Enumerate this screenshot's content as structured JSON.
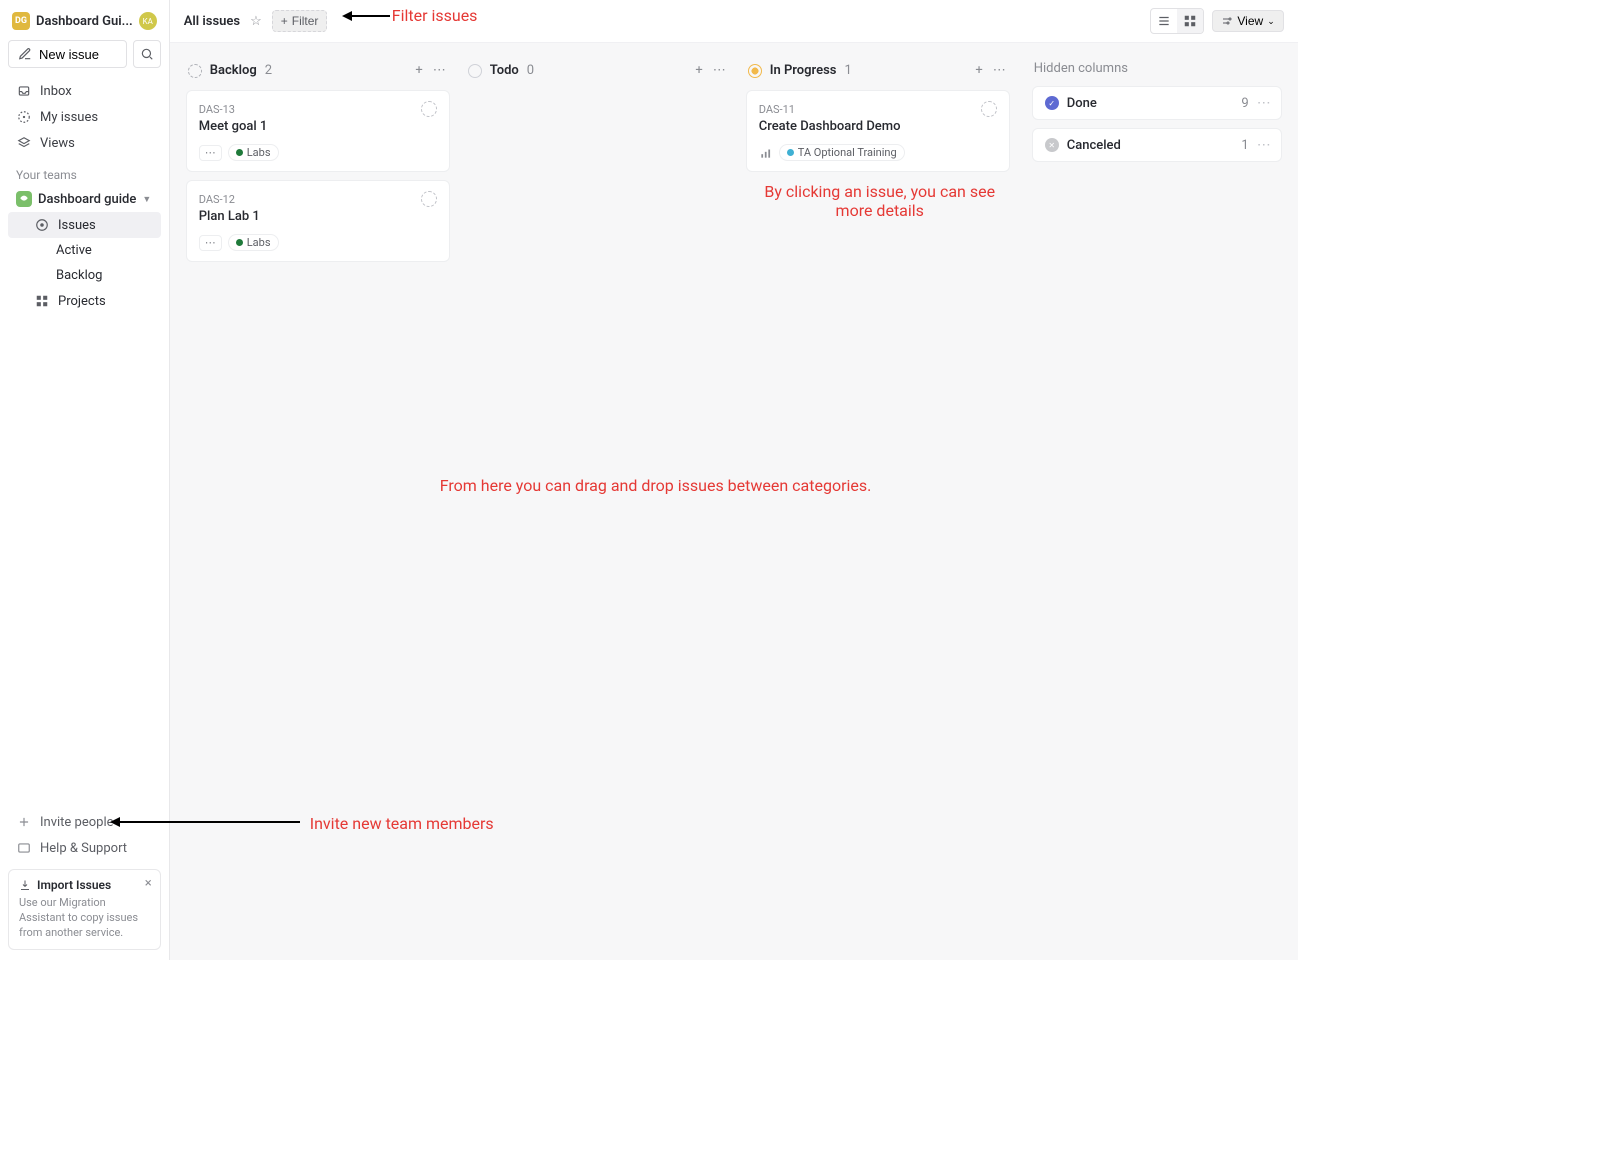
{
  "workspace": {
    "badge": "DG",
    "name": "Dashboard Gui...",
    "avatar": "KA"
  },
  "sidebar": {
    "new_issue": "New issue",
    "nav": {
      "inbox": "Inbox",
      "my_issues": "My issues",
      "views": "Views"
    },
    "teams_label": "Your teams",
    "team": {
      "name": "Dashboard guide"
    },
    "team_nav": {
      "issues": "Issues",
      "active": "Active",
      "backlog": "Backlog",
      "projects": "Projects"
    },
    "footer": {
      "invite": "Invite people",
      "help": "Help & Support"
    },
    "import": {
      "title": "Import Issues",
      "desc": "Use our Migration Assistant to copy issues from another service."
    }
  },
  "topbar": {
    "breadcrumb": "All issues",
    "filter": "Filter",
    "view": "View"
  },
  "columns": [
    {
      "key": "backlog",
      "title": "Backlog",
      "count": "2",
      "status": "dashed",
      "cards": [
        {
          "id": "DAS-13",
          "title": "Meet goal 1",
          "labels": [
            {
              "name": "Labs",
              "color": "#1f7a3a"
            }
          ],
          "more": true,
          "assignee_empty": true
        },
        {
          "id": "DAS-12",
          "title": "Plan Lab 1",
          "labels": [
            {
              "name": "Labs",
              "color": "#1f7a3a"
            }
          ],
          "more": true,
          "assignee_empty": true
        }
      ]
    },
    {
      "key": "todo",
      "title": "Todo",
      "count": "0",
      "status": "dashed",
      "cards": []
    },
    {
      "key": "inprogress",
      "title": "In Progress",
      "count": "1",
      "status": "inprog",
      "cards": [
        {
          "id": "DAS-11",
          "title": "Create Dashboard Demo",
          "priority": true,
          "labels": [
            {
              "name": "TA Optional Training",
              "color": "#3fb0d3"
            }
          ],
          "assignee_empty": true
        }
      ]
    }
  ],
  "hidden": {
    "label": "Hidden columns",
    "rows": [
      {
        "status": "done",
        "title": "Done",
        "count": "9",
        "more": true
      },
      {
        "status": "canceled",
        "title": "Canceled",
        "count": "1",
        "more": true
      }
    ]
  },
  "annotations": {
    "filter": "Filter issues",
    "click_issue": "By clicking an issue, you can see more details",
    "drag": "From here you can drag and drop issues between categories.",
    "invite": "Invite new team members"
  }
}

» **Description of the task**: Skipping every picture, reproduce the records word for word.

» **Answer to this exercise**:
Enumerate this screenshot's content as structured JSON.
{
  "workspace": {
    "badge": "DG",
    "name": "Dashboard Gui...",
    "avatar": "KA"
  },
  "sidebar": {
    "new_issue": "New issue",
    "nav": {
      "inbox": "Inbox",
      "my_issues": "My issues",
      "views": "Views"
    },
    "teams_label": "Your teams",
    "team": {
      "name": "Dashboard guide"
    },
    "team_nav": {
      "issues": "Issues",
      "active": "Active",
      "backlog": "Backlog",
      "projects": "Projects"
    },
    "footer": {
      "invite": "Invite people",
      "help": "Help & Support"
    },
    "import": {
      "title": "Import Issues",
      "desc": "Use our Migration Assistant to copy issues from another service."
    }
  },
  "topbar": {
    "breadcrumb": "All issues",
    "filter": "Filter",
    "view": "View"
  },
  "columns": [
    {
      "key": "backlog",
      "title": "Backlog",
      "count": "2",
      "status": "dashed",
      "cards": [
        {
          "id": "DAS-13",
          "title": "Meet goal 1",
          "labels": [
            {
              "name": "Labs",
              "color": "#1f7a3a"
            }
          ],
          "more": true,
          "assignee_empty": true
        },
        {
          "id": "DAS-12",
          "title": "Plan Lab 1",
          "labels": [
            {
              "name": "Labs",
              "color": "#1f7a3a"
            }
          ],
          "more": true,
          "assignee_empty": true
        }
      ]
    },
    {
      "key": "todo",
      "title": "Todo",
      "count": "0",
      "status": "dashed",
      "cards": []
    },
    {
      "key": "inprogress",
      "title": "In Progress",
      "count": "1",
      "status": "inprog",
      "cards": [
        {
          "id": "DAS-11",
          "title": "Create Dashboard Demo",
          "priority": true,
          "labels": [
            {
              "name": "TA Optional Training",
              "color": "#3fb0d3"
            }
          ],
          "assignee_empty": true
        }
      ]
    }
  ],
  "hidden": {
    "label": "Hidden columns",
    "rows": [
      {
        "status": "done",
        "title": "Done",
        "count": "9",
        "more": true
      },
      {
        "status": "canceled",
        "title": "Canceled",
        "count": "1",
        "more": true
      }
    ]
  },
  "annotations": {
    "filter": "Filter issues",
    "click_issue": "By clicking an issue, you can see more details",
    "drag": "From here you can drag and drop issues between categories.",
    "invite": "Invite new team members"
  }
}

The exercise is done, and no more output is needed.